Media Witnessing and the Ripeness of Time
'Media witnessing' designates a new configuration of mediation, representation and experience that is involved in the transformation of our sense of historical significance. It refers to the witnessing performed in, by and through the media: the appearance of witnesses in media reports, the possibility of media themselves bearing witness and the positioning of media audiences as witnesses to depicted events. Media witnessing is defined by three overlapping domains of practice: (1) the ways in which ubiquitous audiovisual media make the potential significance of incidentally recorded events available for immediate public reproduction; (2) the organization of interpersonal and mass media as hybrid assemblages of human and technological agents with shifting boundaries that defy traditional models of mass communication, producing ad-hoc communities of attention on a global scale; (3) the incorporation of audiences into a system of perpetual vigilance and the creation of cosmopolitan risk publics who perceive their commonality through representations of shared vulnerability.
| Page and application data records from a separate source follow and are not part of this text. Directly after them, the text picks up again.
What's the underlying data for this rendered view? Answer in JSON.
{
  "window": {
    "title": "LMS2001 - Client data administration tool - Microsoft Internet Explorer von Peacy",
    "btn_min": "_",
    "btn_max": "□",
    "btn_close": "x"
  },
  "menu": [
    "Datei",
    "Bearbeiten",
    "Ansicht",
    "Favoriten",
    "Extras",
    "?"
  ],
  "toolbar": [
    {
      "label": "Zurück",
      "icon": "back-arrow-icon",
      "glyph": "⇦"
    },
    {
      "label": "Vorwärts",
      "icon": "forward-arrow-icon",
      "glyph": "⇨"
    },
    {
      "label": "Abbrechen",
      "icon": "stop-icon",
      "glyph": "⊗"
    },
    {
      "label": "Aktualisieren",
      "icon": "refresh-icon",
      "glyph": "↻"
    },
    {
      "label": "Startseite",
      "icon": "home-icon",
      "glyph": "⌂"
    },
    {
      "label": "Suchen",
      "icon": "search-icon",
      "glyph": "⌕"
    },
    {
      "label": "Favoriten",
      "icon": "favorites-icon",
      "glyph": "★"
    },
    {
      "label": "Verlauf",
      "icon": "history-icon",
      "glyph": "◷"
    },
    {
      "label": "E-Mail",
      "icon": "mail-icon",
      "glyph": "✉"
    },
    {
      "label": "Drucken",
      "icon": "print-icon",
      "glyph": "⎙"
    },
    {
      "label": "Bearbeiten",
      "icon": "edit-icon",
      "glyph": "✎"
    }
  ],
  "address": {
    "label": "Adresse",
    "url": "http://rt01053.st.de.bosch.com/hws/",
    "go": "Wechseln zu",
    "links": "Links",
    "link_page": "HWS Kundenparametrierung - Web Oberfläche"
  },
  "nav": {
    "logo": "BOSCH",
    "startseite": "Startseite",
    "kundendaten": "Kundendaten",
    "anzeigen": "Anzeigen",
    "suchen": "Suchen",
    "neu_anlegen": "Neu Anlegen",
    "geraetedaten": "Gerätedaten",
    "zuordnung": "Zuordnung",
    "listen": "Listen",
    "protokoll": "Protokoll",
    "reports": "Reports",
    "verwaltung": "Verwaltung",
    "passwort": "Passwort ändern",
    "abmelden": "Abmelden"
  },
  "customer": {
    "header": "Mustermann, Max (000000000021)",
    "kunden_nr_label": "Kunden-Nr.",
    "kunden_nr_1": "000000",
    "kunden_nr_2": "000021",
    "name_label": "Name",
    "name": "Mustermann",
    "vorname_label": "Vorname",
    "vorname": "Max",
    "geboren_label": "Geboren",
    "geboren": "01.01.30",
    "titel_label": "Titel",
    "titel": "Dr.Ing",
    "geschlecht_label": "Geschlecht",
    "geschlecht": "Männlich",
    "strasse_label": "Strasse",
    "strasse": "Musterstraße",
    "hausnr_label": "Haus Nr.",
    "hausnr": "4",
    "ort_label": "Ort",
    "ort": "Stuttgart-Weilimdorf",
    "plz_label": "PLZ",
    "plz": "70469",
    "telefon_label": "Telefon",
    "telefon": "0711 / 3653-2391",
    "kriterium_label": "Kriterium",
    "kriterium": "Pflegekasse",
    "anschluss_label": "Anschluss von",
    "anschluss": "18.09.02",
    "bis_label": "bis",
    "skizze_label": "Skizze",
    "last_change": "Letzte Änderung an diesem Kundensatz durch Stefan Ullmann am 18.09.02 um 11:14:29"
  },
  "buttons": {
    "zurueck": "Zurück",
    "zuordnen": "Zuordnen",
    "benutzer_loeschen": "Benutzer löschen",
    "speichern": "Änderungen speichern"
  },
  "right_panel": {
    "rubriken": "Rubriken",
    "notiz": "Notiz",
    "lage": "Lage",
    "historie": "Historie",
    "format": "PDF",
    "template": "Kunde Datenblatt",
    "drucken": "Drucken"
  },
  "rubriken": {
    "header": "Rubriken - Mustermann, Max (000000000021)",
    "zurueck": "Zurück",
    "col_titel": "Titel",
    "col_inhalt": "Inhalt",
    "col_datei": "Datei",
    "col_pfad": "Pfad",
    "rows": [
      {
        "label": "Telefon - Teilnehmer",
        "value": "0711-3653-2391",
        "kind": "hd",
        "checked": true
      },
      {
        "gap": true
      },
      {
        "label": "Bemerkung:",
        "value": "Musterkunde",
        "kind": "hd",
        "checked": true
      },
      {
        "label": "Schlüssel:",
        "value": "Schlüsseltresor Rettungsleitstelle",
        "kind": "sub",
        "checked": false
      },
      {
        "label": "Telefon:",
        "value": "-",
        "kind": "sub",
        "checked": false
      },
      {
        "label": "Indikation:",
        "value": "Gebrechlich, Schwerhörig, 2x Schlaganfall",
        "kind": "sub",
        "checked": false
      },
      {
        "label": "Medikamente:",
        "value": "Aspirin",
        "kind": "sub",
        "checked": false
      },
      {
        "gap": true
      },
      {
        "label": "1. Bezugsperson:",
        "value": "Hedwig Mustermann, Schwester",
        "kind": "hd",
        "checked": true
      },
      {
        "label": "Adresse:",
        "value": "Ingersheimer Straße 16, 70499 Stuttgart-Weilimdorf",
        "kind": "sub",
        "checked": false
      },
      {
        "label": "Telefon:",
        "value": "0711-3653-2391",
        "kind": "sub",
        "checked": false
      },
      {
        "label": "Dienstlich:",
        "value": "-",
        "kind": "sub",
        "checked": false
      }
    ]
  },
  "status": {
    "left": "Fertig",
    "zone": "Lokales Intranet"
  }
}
Media witnessing thus marks the age of the post-media event: it casts the audience as the ultimate addressee and primary producer, making the collective both the subject and the object of everyday witnessing.